======== Recorded information ========

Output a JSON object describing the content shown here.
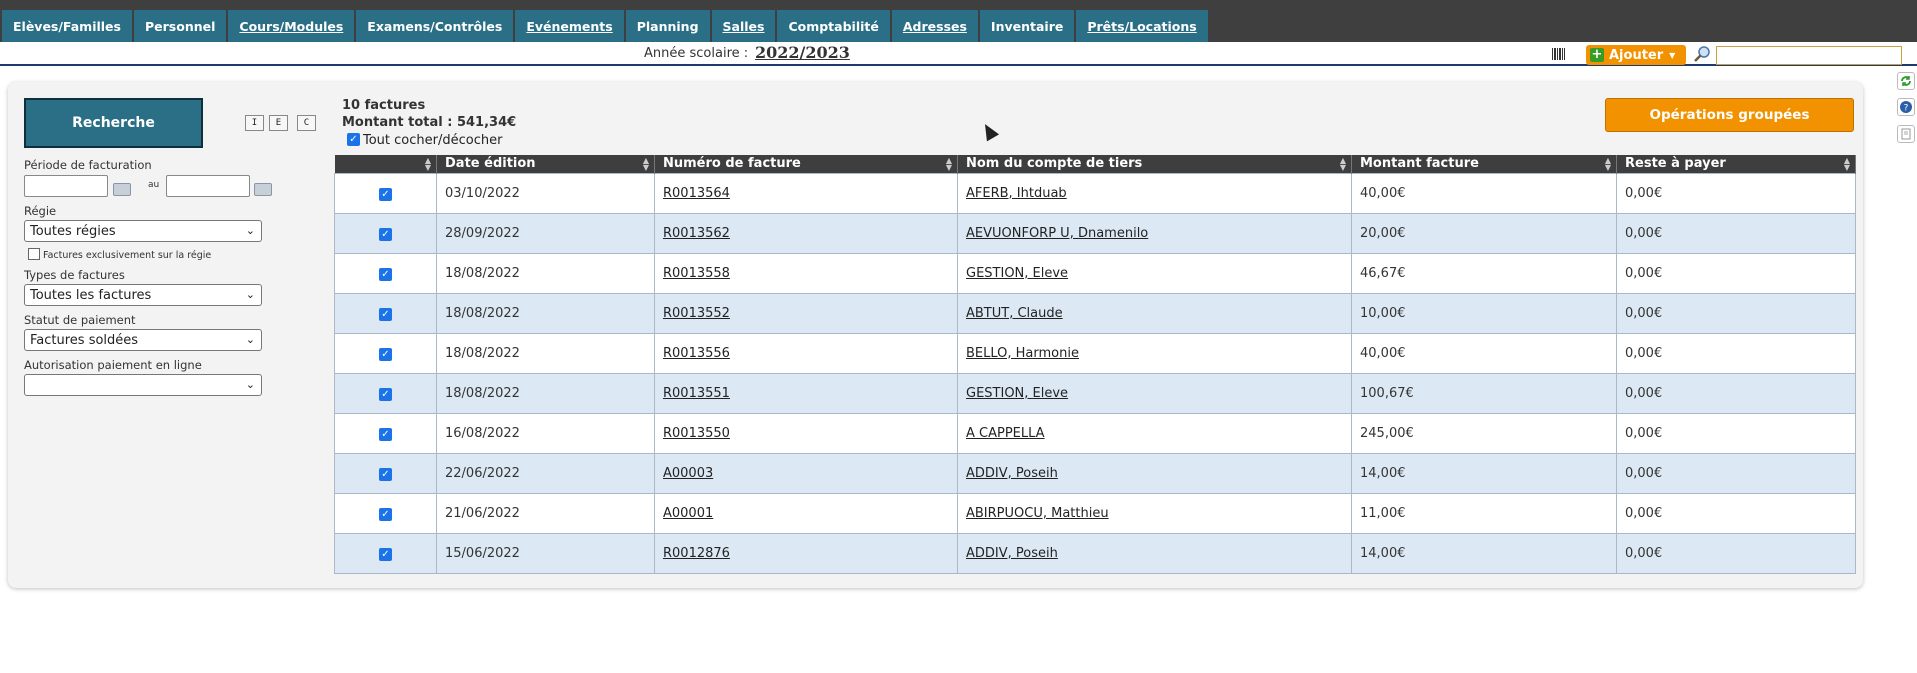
{
  "nav": {
    "tabs": [
      {
        "label": "Elèves/Familles",
        "underlined": false
      },
      {
        "label": "Personnel",
        "underlined": false
      },
      {
        "label": "Cours/Modules",
        "underlined": true
      },
      {
        "label": "Examens/Contrôles",
        "underlined": false
      },
      {
        "label": "Evénements",
        "underlined": true
      },
      {
        "label": "Planning",
        "underlined": false
      },
      {
        "label": "Salles",
        "underlined": true
      },
      {
        "label": "Comptabilité",
        "underlined": false
      },
      {
        "label": "Adresses",
        "underlined": true
      },
      {
        "label": "Inventaire",
        "underlined": false
      },
      {
        "label": "Prêts/Locations",
        "underlined": true
      }
    ]
  },
  "yearbar": {
    "label": "Année scolaire :",
    "value": "2022/2023",
    "add_label": "Ajouter",
    "search_value": ""
  },
  "filters": {
    "search_button": "Recherche",
    "mode_buttons": [
      "I",
      "E",
      "C"
    ],
    "period_label": "Période de facturation",
    "period_to": "au",
    "period_from_value": "",
    "period_to_value": "",
    "regie_label": "Régie",
    "regie_value": "Toutes régies",
    "exclusive_label": "Factures exclusivement sur la régie",
    "types_label": "Types de factures",
    "types_value": "Toutes les factures",
    "status_label": "Statut de paiement",
    "status_value": "Factures soldées",
    "online_label": "Autorisation paiement en ligne",
    "online_value": ""
  },
  "summary": {
    "count": "10 factures",
    "total": "Montant total : 541,34€",
    "check_all": "Tout cocher/décocher",
    "ops_button": "Opérations groupées"
  },
  "table": {
    "columns": [
      "",
      "Date édition",
      "Numéro de facture",
      "Nom du compte de tiers",
      "Montant facture",
      "Reste à payer"
    ],
    "rows": [
      {
        "date": "03/10/2022",
        "number": "R0013564",
        "name": "AFERB, Ihtduab",
        "amount": "40,00€",
        "remaining": "0,00€"
      },
      {
        "date": "28/09/2022",
        "number": "R0013562",
        "name": "AEVUONFORP U, Dnamenilo",
        "amount": "20,00€",
        "remaining": "0,00€"
      },
      {
        "date": "18/08/2022",
        "number": "R0013558",
        "name": "GESTION, Eleve",
        "amount": "46,67€",
        "remaining": "0,00€"
      },
      {
        "date": "18/08/2022",
        "number": "R0013552",
        "name": "ABTUT, Claude",
        "amount": "10,00€",
        "remaining": "0,00€"
      },
      {
        "date": "18/08/2022",
        "number": "R0013556",
        "name": "BELLO, Harmonie",
        "amount": "40,00€",
        "remaining": "0,00€"
      },
      {
        "date": "18/08/2022",
        "number": "R0013551",
        "name": "GESTION, Eleve",
        "amount": "100,67€",
        "remaining": "0,00€"
      },
      {
        "date": "16/08/2022",
        "number": "R0013550",
        "name": "A CAPPELLA",
        "amount": "245,00€",
        "remaining": "0,00€"
      },
      {
        "date": "22/06/2022",
        "number": "A00003",
        "name": "ADDIV, Poseih",
        "amount": "14,00€",
        "remaining": "0,00€"
      },
      {
        "date": "21/06/2022",
        "number": "A00001",
        "name": "ABIRPUOCU, Matthieu",
        "amount": "11,00€",
        "remaining": "0,00€"
      },
      {
        "date": "15/06/2022",
        "number": "R0012876",
        "name": "ADDIV, Poseih",
        "amount": "14,00€",
        "remaining": "0,00€"
      }
    ]
  },
  "colors": {
    "nav_bg": "#3f3f3f",
    "tab_bg": "#2b6f86",
    "accent_orange": "#f39200",
    "row_alt": "#dce9f4"
  }
}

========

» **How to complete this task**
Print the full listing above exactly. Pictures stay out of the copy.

» **Output for this task**
Output a JSON object describing the content shown here.
{
  "nav": {
    "tabs": [
      {
        "label": "Elèves/Familles",
        "underlined": false
      },
      {
        "label": "Personnel",
        "underlined": false
      },
      {
        "label": "Cours/Modules",
        "underlined": true
      },
      {
        "label": "Examens/Contrôles",
        "underlined": false
      },
      {
        "label": "Evénements",
        "underlined": true
      },
      {
        "label": "Planning",
        "underlined": false
      },
      {
        "label": "Salles",
        "underlined": true
      },
      {
        "label": "Comptabilité",
        "underlined": false
      },
      {
        "label": "Adresses",
        "underlined": true
      },
      {
        "label": "Inventaire",
        "underlined": false
      },
      {
        "label": "Prêts/Locations",
        "underlined": true
      }
    ]
  },
  "yearbar": {
    "label": "Année scolaire :",
    "value": "2022/2023",
    "add_label": "Ajouter",
    "search_value": ""
  },
  "filters": {
    "search_button": "Recherche",
    "mode_buttons": [
      "I",
      "E",
      "C"
    ],
    "period_label": "Période de facturation",
    "period_to": "au",
    "period_from_value": "",
    "period_to_value": "",
    "regie_label": "Régie",
    "regie_value": "Toutes régies",
    "exclusive_label": "Factures exclusivement sur la régie",
    "types_label": "Types de factures",
    "types_value": "Toutes les factures",
    "status_label": "Statut de paiement",
    "status_value": "Factures soldées",
    "online_label": "Autorisation paiement en ligne",
    "online_value": ""
  },
  "summary": {
    "count": "10 factures",
    "total": "Montant total : 541,34€",
    "check_all": "Tout cocher/décocher",
    "ops_button": "Opérations groupées"
  },
  "table": {
    "columns": [
      "",
      "Date édition",
      "Numéro de facture",
      "Nom du compte de tiers",
      "Montant facture",
      "Reste à payer"
    ],
    "rows": [
      {
        "date": "03/10/2022",
        "number": "R0013564",
        "name": "AFERB, Ihtduab",
        "amount": "40,00€",
        "remaining": "0,00€"
      },
      {
        "date": "28/09/2022",
        "number": "R0013562",
        "name": "AEVUONFORP U, Dnamenilo",
        "amount": "20,00€",
        "remaining": "0,00€"
      },
      {
        "date": "18/08/2022",
        "number": "R0013558",
        "name": "GESTION, Eleve",
        "amount": "46,67€",
        "remaining": "0,00€"
      },
      {
        "date": "18/08/2022",
        "number": "R0013552",
        "name": "ABTUT, Claude",
        "amount": "10,00€",
        "remaining": "0,00€"
      },
      {
        "date": "18/08/2022",
        "number": "R0013556",
        "name": "BELLO, Harmonie",
        "amount": "40,00€",
        "remaining": "0,00€"
      },
      {
        "date": "18/08/2022",
        "number": "R0013551",
        "name": "GESTION, Eleve",
        "amount": "100,67€",
        "remaining": "0,00€"
      },
      {
        "date": "16/08/2022",
        "number": "R0013550",
        "name": "A CAPPELLA",
        "amount": "245,00€",
        "remaining": "0,00€"
      },
      {
        "date": "22/06/2022",
        "number": "A00003",
        "name": "ADDIV, Poseih",
        "amount": "14,00€",
        "remaining": "0,00€"
      },
      {
        "date": "21/06/2022",
        "number": "A00001",
        "name": "ABIRPUOCU, Matthieu",
        "amount": "11,00€",
        "remaining": "0,00€"
      },
      {
        "date": "15/06/2022",
        "number": "R0012876",
        "name": "ADDIV, Poseih",
        "amount": "14,00€",
        "remaining": "0,00€"
      }
    ]
  },
  "colors": {
    "nav_bg": "#3f3f3f",
    "tab_bg": "#2b6f86",
    "accent_orange": "#f39200",
    "row_alt": "#dce9f4"
  }
}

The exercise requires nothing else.